Task objective: Would you reproduce all of the entries exactly?

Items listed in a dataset
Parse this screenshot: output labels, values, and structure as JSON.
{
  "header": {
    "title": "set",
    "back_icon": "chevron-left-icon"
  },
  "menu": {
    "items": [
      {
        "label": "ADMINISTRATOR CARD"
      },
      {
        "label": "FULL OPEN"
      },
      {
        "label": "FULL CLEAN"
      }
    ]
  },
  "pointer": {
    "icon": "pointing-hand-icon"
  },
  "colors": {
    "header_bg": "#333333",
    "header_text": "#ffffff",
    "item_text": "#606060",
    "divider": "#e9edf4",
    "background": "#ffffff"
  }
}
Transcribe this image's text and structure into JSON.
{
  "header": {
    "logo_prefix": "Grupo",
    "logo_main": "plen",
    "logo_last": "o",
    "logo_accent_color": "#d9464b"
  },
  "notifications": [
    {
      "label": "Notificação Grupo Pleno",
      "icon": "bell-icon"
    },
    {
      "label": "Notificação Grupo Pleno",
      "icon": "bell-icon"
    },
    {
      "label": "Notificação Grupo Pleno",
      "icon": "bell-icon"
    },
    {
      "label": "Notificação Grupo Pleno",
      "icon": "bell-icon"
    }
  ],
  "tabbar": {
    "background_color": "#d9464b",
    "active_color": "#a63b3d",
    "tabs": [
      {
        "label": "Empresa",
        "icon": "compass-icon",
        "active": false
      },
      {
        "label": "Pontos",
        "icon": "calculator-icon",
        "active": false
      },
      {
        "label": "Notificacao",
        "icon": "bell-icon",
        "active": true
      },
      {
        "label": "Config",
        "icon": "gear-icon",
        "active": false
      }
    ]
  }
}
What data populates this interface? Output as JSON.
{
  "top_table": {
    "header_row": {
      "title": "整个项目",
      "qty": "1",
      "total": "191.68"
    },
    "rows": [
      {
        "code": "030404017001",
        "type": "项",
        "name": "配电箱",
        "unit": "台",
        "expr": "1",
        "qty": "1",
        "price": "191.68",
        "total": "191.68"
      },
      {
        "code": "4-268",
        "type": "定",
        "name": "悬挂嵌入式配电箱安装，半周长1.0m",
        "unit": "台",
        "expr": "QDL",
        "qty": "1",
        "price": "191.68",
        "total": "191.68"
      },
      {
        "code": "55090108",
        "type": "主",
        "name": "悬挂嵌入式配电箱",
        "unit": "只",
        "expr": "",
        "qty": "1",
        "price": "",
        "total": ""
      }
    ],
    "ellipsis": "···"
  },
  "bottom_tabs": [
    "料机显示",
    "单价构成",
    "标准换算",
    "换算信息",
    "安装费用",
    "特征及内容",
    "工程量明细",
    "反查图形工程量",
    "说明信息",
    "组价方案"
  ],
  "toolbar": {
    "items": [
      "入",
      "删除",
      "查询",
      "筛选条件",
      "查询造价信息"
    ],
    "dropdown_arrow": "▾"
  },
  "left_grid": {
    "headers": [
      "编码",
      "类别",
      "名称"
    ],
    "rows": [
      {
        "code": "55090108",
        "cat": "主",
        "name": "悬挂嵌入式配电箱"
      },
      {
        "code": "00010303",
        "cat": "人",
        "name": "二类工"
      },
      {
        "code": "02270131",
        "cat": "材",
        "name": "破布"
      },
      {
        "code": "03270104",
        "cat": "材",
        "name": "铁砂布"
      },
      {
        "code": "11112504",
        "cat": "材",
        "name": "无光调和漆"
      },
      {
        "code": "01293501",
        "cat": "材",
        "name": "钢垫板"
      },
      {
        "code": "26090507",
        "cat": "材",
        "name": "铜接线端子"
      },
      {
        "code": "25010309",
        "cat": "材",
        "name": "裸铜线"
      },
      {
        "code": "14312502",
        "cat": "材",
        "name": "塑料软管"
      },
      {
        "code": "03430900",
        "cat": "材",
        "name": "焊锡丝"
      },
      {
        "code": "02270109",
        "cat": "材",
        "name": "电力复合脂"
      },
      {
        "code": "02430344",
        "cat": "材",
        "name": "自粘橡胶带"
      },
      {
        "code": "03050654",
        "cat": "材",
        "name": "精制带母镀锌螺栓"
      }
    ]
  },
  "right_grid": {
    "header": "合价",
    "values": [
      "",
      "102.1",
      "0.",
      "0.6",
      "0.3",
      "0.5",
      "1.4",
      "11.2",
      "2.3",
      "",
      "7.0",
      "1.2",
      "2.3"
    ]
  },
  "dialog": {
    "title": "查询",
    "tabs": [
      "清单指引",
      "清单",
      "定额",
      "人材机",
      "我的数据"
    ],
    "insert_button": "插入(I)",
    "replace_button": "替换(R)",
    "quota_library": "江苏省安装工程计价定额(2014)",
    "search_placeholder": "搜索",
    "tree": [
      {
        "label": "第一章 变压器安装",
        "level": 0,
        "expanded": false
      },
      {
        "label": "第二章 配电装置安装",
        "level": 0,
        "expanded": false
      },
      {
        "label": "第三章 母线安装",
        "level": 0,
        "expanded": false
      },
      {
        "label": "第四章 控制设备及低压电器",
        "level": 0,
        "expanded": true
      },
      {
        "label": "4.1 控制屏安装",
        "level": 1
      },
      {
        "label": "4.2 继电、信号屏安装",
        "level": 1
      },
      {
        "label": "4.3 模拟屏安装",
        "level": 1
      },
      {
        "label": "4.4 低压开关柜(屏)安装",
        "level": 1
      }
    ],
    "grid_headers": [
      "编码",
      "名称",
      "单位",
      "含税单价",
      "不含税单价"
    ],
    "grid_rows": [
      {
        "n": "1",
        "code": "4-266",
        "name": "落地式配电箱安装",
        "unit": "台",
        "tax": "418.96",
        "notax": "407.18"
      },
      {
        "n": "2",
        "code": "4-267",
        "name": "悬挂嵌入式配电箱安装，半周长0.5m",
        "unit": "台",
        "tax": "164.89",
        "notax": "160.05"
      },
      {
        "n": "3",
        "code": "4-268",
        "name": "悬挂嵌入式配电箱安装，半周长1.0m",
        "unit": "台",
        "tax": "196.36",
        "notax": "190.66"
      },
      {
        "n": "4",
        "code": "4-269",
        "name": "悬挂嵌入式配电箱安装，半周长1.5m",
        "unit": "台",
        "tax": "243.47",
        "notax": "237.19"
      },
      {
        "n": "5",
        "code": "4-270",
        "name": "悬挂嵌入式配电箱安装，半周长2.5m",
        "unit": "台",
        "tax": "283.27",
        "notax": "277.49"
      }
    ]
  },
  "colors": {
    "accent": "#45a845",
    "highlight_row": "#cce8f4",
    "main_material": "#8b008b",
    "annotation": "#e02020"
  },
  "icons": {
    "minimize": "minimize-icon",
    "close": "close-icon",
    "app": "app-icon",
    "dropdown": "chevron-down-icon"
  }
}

Expected output:
Parse this screenshot: output labels, values, and structure as JSON.
{
  "header": {
    "title": "set",
    "back_icon": "chevron-left-icon"
  },
  "menu": {
    "items": [
      {
        "label": "ADMINISTRATOR CARD"
      },
      {
        "label": "FULL OPEN"
      },
      {
        "label": "FULL CLEAN"
      }
    ]
  },
  "pointer": {
    "icon": "pointing-hand-icon"
  },
  "colors": {
    "header_bg": "#333333",
    "header_text": "#ffffff",
    "item_text": "#606060",
    "divider": "#e9edf4",
    "background": "#ffffff"
  }
}
Transcribe this image's text and structure into JSON.
{
  "header": {
    "logo_prefix": "Grupo",
    "logo_main": "plen",
    "logo_last": "o",
    "logo_accent_color": "#d9464b"
  },
  "notifications": [
    {
      "label": "Notificação Grupo Pleno",
      "icon": "bell-icon"
    },
    {
      "label": "Notificação Grupo Pleno",
      "icon": "bell-icon"
    },
    {
      "label": "Notificação Grupo Pleno",
      "icon": "bell-icon"
    },
    {
      "label": "Notificação Grupo Pleno",
      "icon": "bell-icon"
    }
  ],
  "tabbar": {
    "background_color": "#d9464b",
    "active_color": "#a63b3d",
    "tabs": [
      {
        "label": "Empresa",
        "icon": "compass-icon",
        "active": false
      },
      {
        "label": "Pontos",
        "icon": "calculator-icon",
        "active": false
      },
      {
        "label": "Notificacao",
        "icon": "bell-icon",
        "active": true
      },
      {
        "label": "Config",
        "icon": "gear-icon",
        "active": false
      }
    ]
  }
}
What data populates this interface? Output as JSON.
{
  "top_table": {
    "header_row": {
      "title": "整个项目",
      "qty": "1",
      "total": "191.68"
    },
    "rows": [
      {
        "code": "030404017001",
        "type": "项",
        "name": "配电箱",
        "unit": "台",
        "expr": "1",
        "qty": "1",
        "price": "191.68",
        "total": "191.68"
      },
      {
        "code": "4-268",
        "type": "定",
        "name": "悬挂嵌入式配电箱安装，半周长1.0m",
        "unit": "台",
        "expr": "QDL",
        "qty": "1",
        "price": "191.68",
        "total": "191.68"
      },
      {
        "code": "55090108",
        "type": "主",
        "name": "悬挂嵌入式配电箱",
        "unit": "只",
        "expr": "",
        "qty": "1",
        "price": "",
        "total": ""
      }
    ],
    "ellipsis": "···"
  },
  "bottom_tabs": [
    "料机显示",
    "单价构成",
    "标准换算",
    "换算信息",
    "安装费用",
    "特征及内容",
    "工程量明细",
    "反查图形工程量",
    "说明信息",
    "组价方案"
  ],
  "toolbar": {
    "items": [
      "入",
      "删除",
      "查询",
      "筛选条件",
      "查询造价信息"
    ],
    "dropdown_arrow": "▾"
  },
  "left_grid": {
    "headers": [
      "编码",
      "类别",
      "名称"
    ],
    "rows": [
      {
        "code": "55090108",
        "cat": "主",
        "name": "悬挂嵌入式配电箱"
      },
      {
        "code": "00010303",
        "cat": "人",
        "name": "二类工"
      },
      {
        "code": "02270131",
        "cat": "材",
        "name": "破布"
      },
      {
        "code": "03270104",
        "cat": "材",
        "name": "铁砂布"
      },
      {
        "code": "11112504",
        "cat": "材",
        "name": "无光调和漆"
      },
      {
        "code": "01293501",
        "cat": "材",
        "name": "钢垫板"
      },
      {
        "code": "26090507",
        "cat": "材",
        "name": "铜接线端子"
      },
      {
        "code": "25010309",
        "cat": "材",
        "name": "裸铜线"
      },
      {
        "code": "14312502",
        "cat": "材",
        "name": "塑料软管"
      },
      {
        "code": "03430900",
        "cat": "材",
        "name": "焊锡丝"
      },
      {
        "code": "02270109",
        "cat": "材",
        "name": "电力复合脂"
      },
      {
        "code": "02430344",
        "cat": "材",
        "name": "自粘橡胶带"
      },
      {
        "code": "03050654",
        "cat": "材",
        "name": "精制带母镀锌螺栓"
      }
    ]
  },
  "right_grid": {
    "header": "合价",
    "values": [
      "",
      "102.1",
      "0.",
      "0.6",
      "0.3",
      "0.5",
      "1.4",
      "11.2",
      "2.3",
      "",
      "7.0",
      "1.2",
      "2.3"
    ]
  },
  "dialog": {
    "title": "查询",
    "tabs": [
      "清单指引",
      "清单",
      "定额",
      "人材机",
      "我的数据"
    ],
    "insert_button": "插入(I)",
    "replace_button": "替换(R)",
    "quota_library": "江苏省安装工程计价定额(2014)",
    "search_placeholder": "搜索",
    "tree": [
      {
        "label": "第一章 变压器安装",
        "level": 0,
        "expanded": false
      },
      {
        "label": "第二章 配电装置安装",
        "level": 0,
        "expanded": false
      },
      {
        "label": "第三章 母线安装",
        "level": 0,
        "expanded": false
      },
      {
        "label": "第四章 控制设备及低压电器",
        "level": 0,
        "expanded": true
      },
      {
        "label": "4.1 控制屏安装",
        "level": 1
      },
      {
        "label": "4.2 继电、信号屏安装",
        "level": 1
      },
      {
        "label": "4.3 模拟屏安装",
        "level": 1
      },
      {
        "label": "4.4 低压开关柜(屏)安装",
        "level": 1
      }
    ],
    "grid_headers": [
      "编码",
      "名称",
      "单位",
      "含税单价",
      "不含税单价"
    ],
    "grid_rows": [
      {
        "n": "1",
        "code": "4-266",
        "name": "落地式配电箱安装",
        "unit": "台",
        "tax": "418.96",
        "notax": "407.18"
      },
      {
        "n": "2",
        "code": "4-267",
        "name": "悬挂嵌入式配电箱安装，半周长0.5m",
        "unit": "台",
        "tax": "164.89",
        "notax": "160.05"
      },
      {
        "n": "3",
        "code": "4-268",
        "name": "悬挂嵌入式配电箱安装，半周长1.0m",
        "unit": "台",
        "tax": "196.36",
        "notax": "190.66"
      },
      {
        "n": "4",
        "code": "4-269",
        "name": "悬挂嵌入式配电箱安装，半周长1.5m",
        "unit": "台",
        "tax": "243.47",
        "notax": "237.19"
      },
      {
        "n": "5",
        "code": "4-270",
        "name": "悬挂嵌入式配电箱安装，半周长2.5m",
        "unit": "台",
        "tax": "283.27",
        "notax": "277.49"
      }
    ]
  },
  "colors": {
    "accent": "#45a845",
    "highlight_row": "#cce8f4",
    "main_material": "#8b008b",
    "annotation": "#e02020"
  },
  "icons": {
    "minimize": "minimize-icon",
    "close": "close-icon",
    "app": "app-icon",
    "dropdown": "chevron-down-icon"
  }
}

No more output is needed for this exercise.